### TASK STATEMENT
Check each line of the data for "value", and copy the ones that have it.
===== GIVEN DATA =====
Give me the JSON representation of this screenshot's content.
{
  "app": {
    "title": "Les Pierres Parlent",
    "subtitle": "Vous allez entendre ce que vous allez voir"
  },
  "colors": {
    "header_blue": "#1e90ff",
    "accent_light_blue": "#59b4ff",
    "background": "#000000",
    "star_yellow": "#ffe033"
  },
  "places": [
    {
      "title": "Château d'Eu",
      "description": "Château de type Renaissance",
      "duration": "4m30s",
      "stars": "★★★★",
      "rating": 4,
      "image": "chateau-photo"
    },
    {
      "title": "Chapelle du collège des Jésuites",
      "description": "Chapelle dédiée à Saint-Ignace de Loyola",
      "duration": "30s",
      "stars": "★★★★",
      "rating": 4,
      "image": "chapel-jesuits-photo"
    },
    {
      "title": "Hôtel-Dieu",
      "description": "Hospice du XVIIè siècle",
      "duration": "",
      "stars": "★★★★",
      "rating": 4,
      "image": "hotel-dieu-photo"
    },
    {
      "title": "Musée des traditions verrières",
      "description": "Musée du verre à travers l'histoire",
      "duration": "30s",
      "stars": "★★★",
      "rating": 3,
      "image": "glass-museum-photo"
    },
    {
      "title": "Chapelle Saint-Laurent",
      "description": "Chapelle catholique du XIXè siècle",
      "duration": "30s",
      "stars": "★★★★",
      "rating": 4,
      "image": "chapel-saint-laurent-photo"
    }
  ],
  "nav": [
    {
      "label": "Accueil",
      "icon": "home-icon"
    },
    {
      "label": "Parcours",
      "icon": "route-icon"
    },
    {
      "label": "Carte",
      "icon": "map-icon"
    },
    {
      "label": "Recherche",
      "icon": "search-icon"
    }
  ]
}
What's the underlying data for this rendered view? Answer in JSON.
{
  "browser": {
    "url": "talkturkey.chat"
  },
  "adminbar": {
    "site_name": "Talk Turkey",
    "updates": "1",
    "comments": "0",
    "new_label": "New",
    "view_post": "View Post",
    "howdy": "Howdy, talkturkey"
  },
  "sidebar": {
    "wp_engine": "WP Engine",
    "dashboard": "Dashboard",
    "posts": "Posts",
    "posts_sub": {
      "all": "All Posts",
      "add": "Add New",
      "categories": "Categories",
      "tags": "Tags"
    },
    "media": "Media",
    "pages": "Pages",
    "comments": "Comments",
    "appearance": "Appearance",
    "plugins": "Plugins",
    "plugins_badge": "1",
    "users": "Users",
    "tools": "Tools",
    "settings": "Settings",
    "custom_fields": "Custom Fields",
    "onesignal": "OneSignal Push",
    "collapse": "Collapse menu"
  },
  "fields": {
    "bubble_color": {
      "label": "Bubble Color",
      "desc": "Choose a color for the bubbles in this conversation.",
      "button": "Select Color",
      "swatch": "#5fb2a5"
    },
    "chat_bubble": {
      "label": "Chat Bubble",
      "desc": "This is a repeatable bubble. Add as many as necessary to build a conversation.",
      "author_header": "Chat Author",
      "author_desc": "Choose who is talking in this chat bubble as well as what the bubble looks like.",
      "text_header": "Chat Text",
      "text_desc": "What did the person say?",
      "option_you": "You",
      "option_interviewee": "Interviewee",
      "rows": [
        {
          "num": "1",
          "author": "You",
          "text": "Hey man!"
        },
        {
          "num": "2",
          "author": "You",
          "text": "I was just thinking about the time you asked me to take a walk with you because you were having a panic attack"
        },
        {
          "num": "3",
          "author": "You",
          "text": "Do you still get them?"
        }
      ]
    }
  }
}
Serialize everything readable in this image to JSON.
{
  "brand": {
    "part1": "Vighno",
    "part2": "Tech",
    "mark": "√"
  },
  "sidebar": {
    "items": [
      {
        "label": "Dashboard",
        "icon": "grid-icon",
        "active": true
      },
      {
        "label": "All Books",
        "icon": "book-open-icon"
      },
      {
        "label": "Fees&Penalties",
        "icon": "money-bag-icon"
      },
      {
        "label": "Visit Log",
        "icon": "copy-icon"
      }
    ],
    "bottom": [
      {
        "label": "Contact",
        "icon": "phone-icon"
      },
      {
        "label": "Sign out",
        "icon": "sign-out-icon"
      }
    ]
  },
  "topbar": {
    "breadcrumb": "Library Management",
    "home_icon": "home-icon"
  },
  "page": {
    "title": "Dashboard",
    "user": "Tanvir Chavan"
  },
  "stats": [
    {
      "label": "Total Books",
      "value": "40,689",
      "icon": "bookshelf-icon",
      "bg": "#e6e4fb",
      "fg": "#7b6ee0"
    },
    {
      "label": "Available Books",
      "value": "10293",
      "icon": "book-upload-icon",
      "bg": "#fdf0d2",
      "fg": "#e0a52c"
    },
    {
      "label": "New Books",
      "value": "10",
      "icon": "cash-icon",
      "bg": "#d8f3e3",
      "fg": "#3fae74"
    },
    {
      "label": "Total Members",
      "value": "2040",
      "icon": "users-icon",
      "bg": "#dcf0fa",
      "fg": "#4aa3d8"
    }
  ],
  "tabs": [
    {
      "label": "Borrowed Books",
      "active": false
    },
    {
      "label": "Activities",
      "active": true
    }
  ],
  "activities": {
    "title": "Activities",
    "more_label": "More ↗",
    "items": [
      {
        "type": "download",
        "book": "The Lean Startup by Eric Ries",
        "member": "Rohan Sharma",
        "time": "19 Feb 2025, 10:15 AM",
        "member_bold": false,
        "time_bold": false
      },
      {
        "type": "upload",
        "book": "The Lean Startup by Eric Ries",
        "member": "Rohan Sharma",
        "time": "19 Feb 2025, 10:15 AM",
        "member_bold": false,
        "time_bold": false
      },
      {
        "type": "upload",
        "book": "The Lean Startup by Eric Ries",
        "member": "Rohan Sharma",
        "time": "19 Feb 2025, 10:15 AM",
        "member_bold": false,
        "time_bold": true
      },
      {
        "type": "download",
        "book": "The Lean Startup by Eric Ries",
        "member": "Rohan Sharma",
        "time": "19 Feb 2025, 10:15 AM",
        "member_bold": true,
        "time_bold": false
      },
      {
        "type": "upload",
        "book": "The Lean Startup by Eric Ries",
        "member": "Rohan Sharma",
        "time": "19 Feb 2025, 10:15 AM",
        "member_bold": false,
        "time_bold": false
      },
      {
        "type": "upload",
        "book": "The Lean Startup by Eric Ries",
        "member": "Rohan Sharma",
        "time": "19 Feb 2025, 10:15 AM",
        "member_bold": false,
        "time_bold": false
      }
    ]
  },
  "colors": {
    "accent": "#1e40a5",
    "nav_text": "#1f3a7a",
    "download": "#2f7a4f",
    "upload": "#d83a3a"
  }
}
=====
### ANSWER TO THIS EXERCISE
      "value": "40,689",
      "value": "10293",
      "value": "10",
      "value": "2040",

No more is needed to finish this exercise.